§ 1. Mr. Peter Bottomley
asked the Secretary of State for the Environment if he will require local authorities to publish registers of their land holdings.
§ 5. Mr. Macfarlane
asked the Secretary of State for the Environment what discussions he has had with the local authorities regarding the problem of waste land.
§ The Secretary of State for the Environment (Mr. Peter Shore)
I do not intend at the present time to compel local authorities to publish registers of all their land holdings. My immediate aim is to concentrate efforts to identify and secure early development of unused land in those areas where the problem of derelict and waste land is most serious, particularly in the inner cities. To this end I have written to the chairmen of the main nationalised industries and statutory undertakers, and have asked local authorities in partnership and programme areas to bring forward proposals to bring derelict and waste land into use. The powers contained in the Inner Urban Areas Bill and the extension of the derelict land clearance areas announced yesterday will be a considerable help.
§ Mr. Bottomley
Is the Secretary of State aware that his reply is encouraging in so far as it helps to put pressure on the statutory undertakers and local authorities? Will he continue to encourage them to publish land registers not only with a note of the planned use for the land but with a date when it is expected to come into development? Does the right hon. Gentleman agree that public pressure on the authorities concerned will help to get this land into use, creating jobs and industry and eliminating dereliction and eyesores which exist at the moment?
§ Mr. Shore
It will encourage local authorities, where they think it appropriate, to make known as much information as possible about their holdings of unused land. I frequently talk to the local authority associations. I can say that I have 1159 come under no pressure from them to make this a priority at present.
§ Mr. Frank Allaun
Is not the problem very different from the one posed by the hon. Member for Woolwich, West (Mr. Bottomley)? Is it not a fact that many councils which desperately need land for housing and other purposes cannot buy it—I am thinking of disused docks and other land which may not have been used for 20 years or more—because the district valuer is placing an industrial site value upon it? Will he therefore permit local authorities to acquire the land at its current use value, which may be nil or very little, since that was the original Labour Party proposal on land acquisition four years ago?
§ Mr. Shore
Local authorities have wide powers for acquiring land, and the compensation which they pay for it is laid down by statute. It varies according to the categories of land and buildings that they are acquiring. I agree that in some areas of the country and some inner city areas the shortage of land is still a major problem. Equally, there are other areas of the inner cities where the problem now is to make effective use of land for which no proper purposes can yet be found.
§ Mr. Durant
Does the Minister agree that this is public land and that therefore the public has some right to know who owns it and where it is?
§ Mr. Shore
Yes. The truth is that in a number of the areas with which we are most concerned the existence of such unused land is self-evident. The main problem and purpose is to find uses for it. I am strongly encouraging the local authorities, particularly in inner city areas, to pay attention to the matter now.
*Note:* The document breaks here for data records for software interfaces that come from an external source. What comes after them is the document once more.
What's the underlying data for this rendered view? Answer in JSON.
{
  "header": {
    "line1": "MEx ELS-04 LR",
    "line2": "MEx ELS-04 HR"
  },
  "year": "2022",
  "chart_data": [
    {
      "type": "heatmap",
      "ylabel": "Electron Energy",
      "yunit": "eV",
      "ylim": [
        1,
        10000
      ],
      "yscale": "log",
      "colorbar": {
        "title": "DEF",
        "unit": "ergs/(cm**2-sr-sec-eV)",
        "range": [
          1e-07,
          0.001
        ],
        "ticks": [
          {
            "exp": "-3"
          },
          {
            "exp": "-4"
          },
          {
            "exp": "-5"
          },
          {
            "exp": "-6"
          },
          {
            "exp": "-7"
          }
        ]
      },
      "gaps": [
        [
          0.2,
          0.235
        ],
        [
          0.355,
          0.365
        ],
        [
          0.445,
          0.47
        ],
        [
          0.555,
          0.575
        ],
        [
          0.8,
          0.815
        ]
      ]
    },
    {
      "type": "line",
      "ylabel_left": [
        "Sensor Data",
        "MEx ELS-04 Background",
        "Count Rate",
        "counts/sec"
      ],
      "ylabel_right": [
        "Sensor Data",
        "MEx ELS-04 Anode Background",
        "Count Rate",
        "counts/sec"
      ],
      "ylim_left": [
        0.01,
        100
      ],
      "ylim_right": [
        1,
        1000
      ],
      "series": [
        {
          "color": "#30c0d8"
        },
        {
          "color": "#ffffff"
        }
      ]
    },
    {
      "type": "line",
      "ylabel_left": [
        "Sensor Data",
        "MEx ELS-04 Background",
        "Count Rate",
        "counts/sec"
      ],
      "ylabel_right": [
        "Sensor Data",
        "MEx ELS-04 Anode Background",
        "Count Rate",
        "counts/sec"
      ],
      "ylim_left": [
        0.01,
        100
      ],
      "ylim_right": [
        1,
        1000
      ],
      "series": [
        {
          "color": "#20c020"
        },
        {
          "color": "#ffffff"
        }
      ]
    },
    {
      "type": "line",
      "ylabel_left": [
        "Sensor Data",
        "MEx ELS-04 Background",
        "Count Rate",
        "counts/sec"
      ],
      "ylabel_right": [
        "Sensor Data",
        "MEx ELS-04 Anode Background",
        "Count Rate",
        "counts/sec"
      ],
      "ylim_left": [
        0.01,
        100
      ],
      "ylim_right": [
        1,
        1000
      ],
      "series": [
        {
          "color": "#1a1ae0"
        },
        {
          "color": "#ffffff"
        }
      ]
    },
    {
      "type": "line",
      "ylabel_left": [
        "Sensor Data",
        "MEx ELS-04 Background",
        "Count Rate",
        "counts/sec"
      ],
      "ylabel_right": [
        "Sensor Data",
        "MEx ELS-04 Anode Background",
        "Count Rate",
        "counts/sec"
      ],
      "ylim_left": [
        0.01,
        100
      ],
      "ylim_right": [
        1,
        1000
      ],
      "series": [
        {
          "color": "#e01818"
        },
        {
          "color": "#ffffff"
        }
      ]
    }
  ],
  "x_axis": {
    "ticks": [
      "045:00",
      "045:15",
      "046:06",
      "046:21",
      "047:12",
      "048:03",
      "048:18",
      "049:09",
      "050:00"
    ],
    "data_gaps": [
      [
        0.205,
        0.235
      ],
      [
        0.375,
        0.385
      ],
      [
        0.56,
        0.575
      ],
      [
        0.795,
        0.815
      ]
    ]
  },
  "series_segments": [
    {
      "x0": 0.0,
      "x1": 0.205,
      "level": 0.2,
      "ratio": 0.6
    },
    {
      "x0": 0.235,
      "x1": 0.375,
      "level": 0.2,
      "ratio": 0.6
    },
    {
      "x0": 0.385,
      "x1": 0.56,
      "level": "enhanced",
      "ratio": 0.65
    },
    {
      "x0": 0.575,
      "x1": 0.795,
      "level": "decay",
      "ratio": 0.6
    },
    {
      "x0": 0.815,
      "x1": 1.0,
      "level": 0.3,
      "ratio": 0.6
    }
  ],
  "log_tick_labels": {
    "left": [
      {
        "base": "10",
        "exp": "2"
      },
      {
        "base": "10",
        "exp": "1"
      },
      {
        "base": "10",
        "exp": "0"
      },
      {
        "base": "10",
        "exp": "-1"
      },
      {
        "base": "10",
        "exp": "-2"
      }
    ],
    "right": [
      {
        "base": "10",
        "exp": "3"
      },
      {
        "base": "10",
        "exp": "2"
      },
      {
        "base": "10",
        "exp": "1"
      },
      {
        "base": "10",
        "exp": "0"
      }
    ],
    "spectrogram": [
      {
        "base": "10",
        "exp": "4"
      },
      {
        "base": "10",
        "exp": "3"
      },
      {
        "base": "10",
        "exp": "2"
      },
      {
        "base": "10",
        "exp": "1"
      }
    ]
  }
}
§ Mr. Lee
Does the Minister agree that while a register is necessary, everything possible should be done to encourage local authorities to amass vast quantities of land, as did the city of Birmingham at one time, years ago? Does he also agree that everything possible should be done discourage them from selling off their portions as, alas, the city of Birmingham did under Conservative management in recent years?
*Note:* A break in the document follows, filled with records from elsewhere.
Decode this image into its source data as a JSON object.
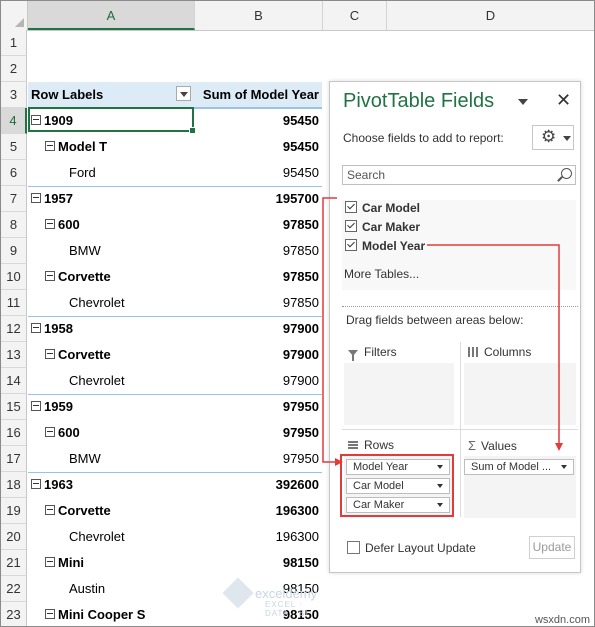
{
  "columns": [
    "A",
    "B",
    "C",
    "D"
  ],
  "row_numbers": [
    "1",
    "2",
    "3",
    "4",
    "5",
    "6",
    "7",
    "8",
    "9",
    "10",
    "11",
    "12",
    "13",
    "14",
    "15",
    "16",
    "17",
    "18",
    "19",
    "20",
    "21",
    "22",
    "23"
  ],
  "header": {
    "row_labels": "Row Labels",
    "sum_label": "Sum of Model Year"
  },
  "pivot_rows": [
    {
      "label": "1909",
      "value": "95450",
      "level": "year"
    },
    {
      "label": "Model T",
      "value": "95450",
      "level": "model"
    },
    {
      "label": "Ford",
      "value": "95450",
      "level": "maker"
    },
    {
      "label": "1957",
      "value": "195700",
      "level": "year"
    },
    {
      "label": "600",
      "value": "97850",
      "level": "model"
    },
    {
      "label": "BMW",
      "value": "97850",
      "level": "maker"
    },
    {
      "label": "Corvette",
      "value": "97850",
      "level": "model"
    },
    {
      "label": "Chevrolet",
      "value": "97850",
      "level": "maker"
    },
    {
      "label": "1958",
      "value": "97900",
      "level": "year"
    },
    {
      "label": "Corvette",
      "value": "97900",
      "level": "model"
    },
    {
      "label": "Chevrolet",
      "value": "97900",
      "level": "maker"
    },
    {
      "label": "1959",
      "value": "97950",
      "level": "year"
    },
    {
      "label": "600",
      "value": "97950",
      "level": "model"
    },
    {
      "label": "BMW",
      "value": "97950",
      "level": "maker"
    },
    {
      "label": "1963",
      "value": "392600",
      "level": "year"
    },
    {
      "label": "Corvette",
      "value": "196300",
      "level": "model"
    },
    {
      "label": "Chevrolet",
      "value": "196300",
      "level": "maker"
    },
    {
      "label": "Mini",
      "value": "98150",
      "level": "model"
    },
    {
      "label": "Austin",
      "value": "98150",
      "level": "maker"
    },
    {
      "label": "Mini Cooper S",
      "value": "98150",
      "level": "model"
    }
  ],
  "pane": {
    "title": "PivotTable Fields",
    "close": "✕",
    "choose_label": "Choose fields to add to report:",
    "gear_icon": "⚙",
    "search_placeholder": "Search",
    "fields": [
      {
        "label": "Car Model",
        "checked": true
      },
      {
        "label": "Car Maker",
        "checked": true
      },
      {
        "label": "Model Year",
        "checked": true
      }
    ],
    "more_tables": "More Tables...",
    "drag_label": "Drag fields between areas below:",
    "areas": {
      "filters": "Filters",
      "columns": "Columns",
      "rows": "Rows",
      "values": "Values"
    },
    "rows_items": [
      "Model Year",
      "Car Model",
      "Car Maker"
    ],
    "values_items": [
      "Sum of Model ..."
    ],
    "defer_label": "Defer Layout Update",
    "update_label": "Update"
  },
  "watermark": {
    "name": "exceldemy",
    "tagline": "EXCEL · DATA · BI"
  },
  "credit": "wsxdn.com",
  "colors": {
    "accent_green": "#217346",
    "annotation_red": "#e03c3c",
    "header_blue": "#ddebf7"
  }
}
§ Mr. Shore
Local authorities have to take a serious long-term view of their 1160 land holdings and land needs. In a number of cases, against a forecast of housing and other need, it is sensible for local authorities to be accumulating land and not disposing of it. In other areas the conditions are different.
§ Mr. Heseltine
Cannot the Secretary of State understand that local authorities have been taking a serious and long-term view of their responsibilities for many years? What is needed is a new approach whereby parcels of land are put up for sale at public auction in order to give people the opportunity to develop with private money the facilities that are needed in the inner cities.
Would not it be a gesture of enthusiasm for his partnership schemes if he were to suggest that there should be pilot disposals of land in inner city centres, of the sort that we have seen in Liverpool recently, so that there can be something to show for all the conversations that are taking place?
§ Mr. Shore
I think that the hon. Gentleman is on a different point. Local councils take a long-term view of their responsibilities. However, the hon. Gentleman should be aware of how greatly circumstances have changed in a number of our major cities, and the earlier assumptions have now to be seriously revised.
I am much in favour of testing the market price of land. I hope that local authorities and private owners of land will not be obsessed by the historic cost of the land that they bought but will realistically test what the market value is.